Rooney Rule leaves legacy, impact far beyond the NFL
By Barry Wilner
The Associated Press
Of all the contributions Dan Rooney made to the NFL, the Rooney Rule was the most important and far reaching.
The policy on minority hiring that carries his name has been adopted not only by other sports but by businesses and organizations nationwide.
His death came days before baseball honors Jackie Robinson on Saturday, the 70th anniversary of the end to racial segregation in the game. And Rooney, a white man from Pittsburgh, left his mark as a groundbreaker as well.
The Pittsburgh Steelers owner, who died Thursday at 84, was approached by several groups concerned with the lack of opportunities for coaching and front-office jobs in the NFL. In 2002, the Fritz Pollard Alliance reached out to Rooney.
“We knew that Mr. Rooney would be a mighty ally, and he was,” Pollard Alliance chairman John Wooten and executive director Harry Carson, said in an email. “As chairman of the league’s workplace diversity committee, he worked tirelessly to ensure that the league’s other owners acknowledged the diversity and inclusion challenges that the league faced, and that they committed to increasing and broadening opportunity.”
The Rooney Rule was adopted in 2003. It requires that all NFL clubs interview at least one person of color when seeking to fill a head coach opening. Since then, the Rooney Rule has been expanded to general manager jobs. A similar rule requires that a woman be interviewed for every business front-office position that opens in the league.
Indeed, since 2007, there have been 10 Super Bowl teams with either a minority head coach or general manager.
Roger Goodell often has pointed to the Rooney Rule as one of the major achievements in his decade as commissioner. In February, during Super Bowl week, Goodell announced the NFL’s expansion of the initiative to include women for front-office positions, lauding the rule Rooney helped design and put in place.
“You can see that progress is being made,” Goodell said. “And our commitment is we have something called the Rooney Rule, which requires us to make sure when we have an opening, that on the team or the league level, that we are going to interview a diverse slate of candidates.
“Well, we’re going to make that commitment and we’re going to formalize that we, as a league, are going to do that with women as well in all of our executive positions. Again, we’re going to keep making progress here and make a difference.”
The Rooney Rule spurred movement outside pro football. Facebook and Xerox are among the companies with a similar policy.
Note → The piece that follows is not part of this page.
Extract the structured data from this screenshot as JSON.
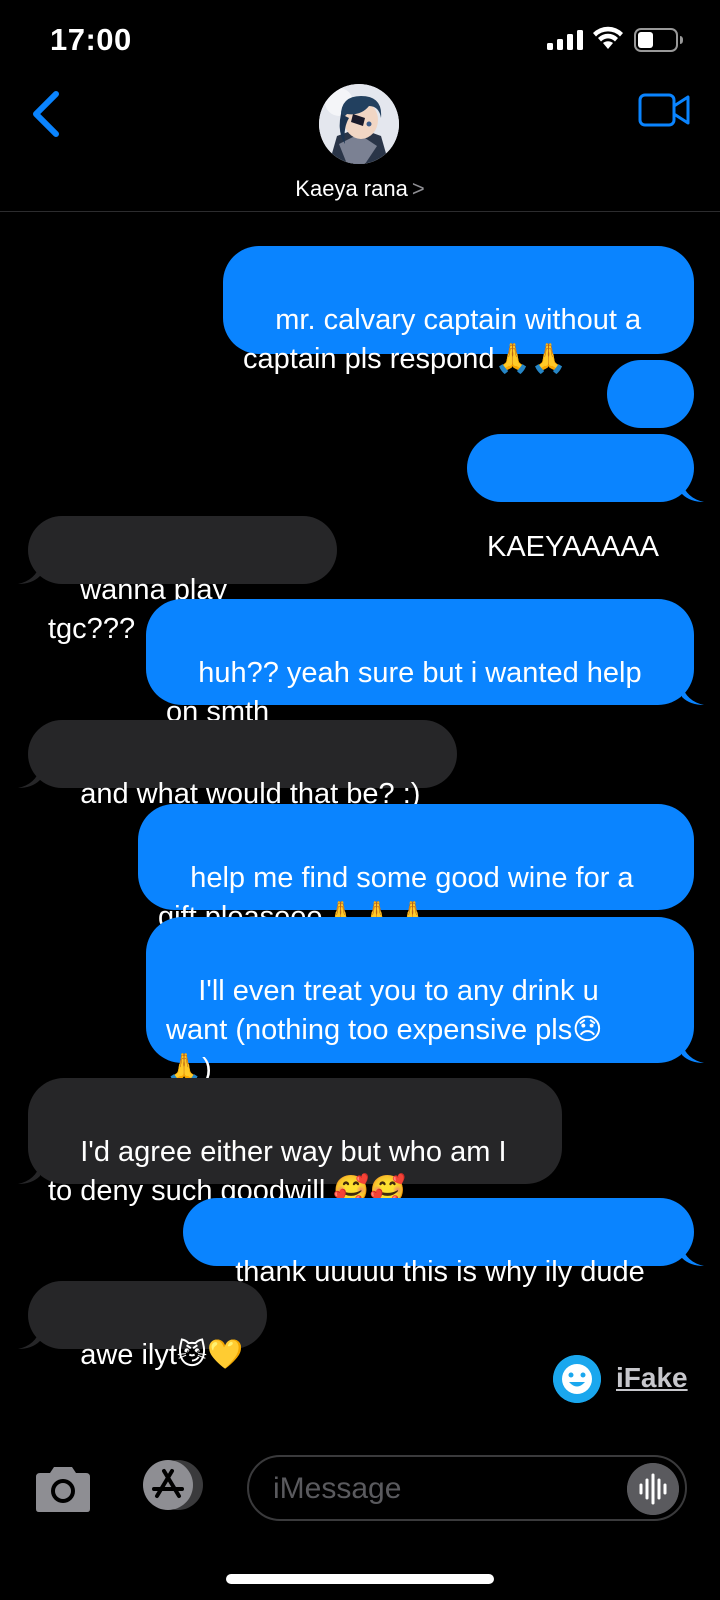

So do some municipalities, including Portland, Oregon.
Many organizations have reached out to the NFL about how best to implement the rule.
“It has influenced thinking from federal government agencies to European sports leagues,” Wooten and Carson said in their email. “The Rooney Rule and its influence are a tribute to the man, but only one of many.
“Mr. Rooney loved the NFL and he loved his country, and when called upon by President Barack Obama to serve as U.S. Ambassador to Ireland, he took leave of one to serve the other, and he did so brilliantly. Mr. Rooney left an indelible mark on the league and on the world.”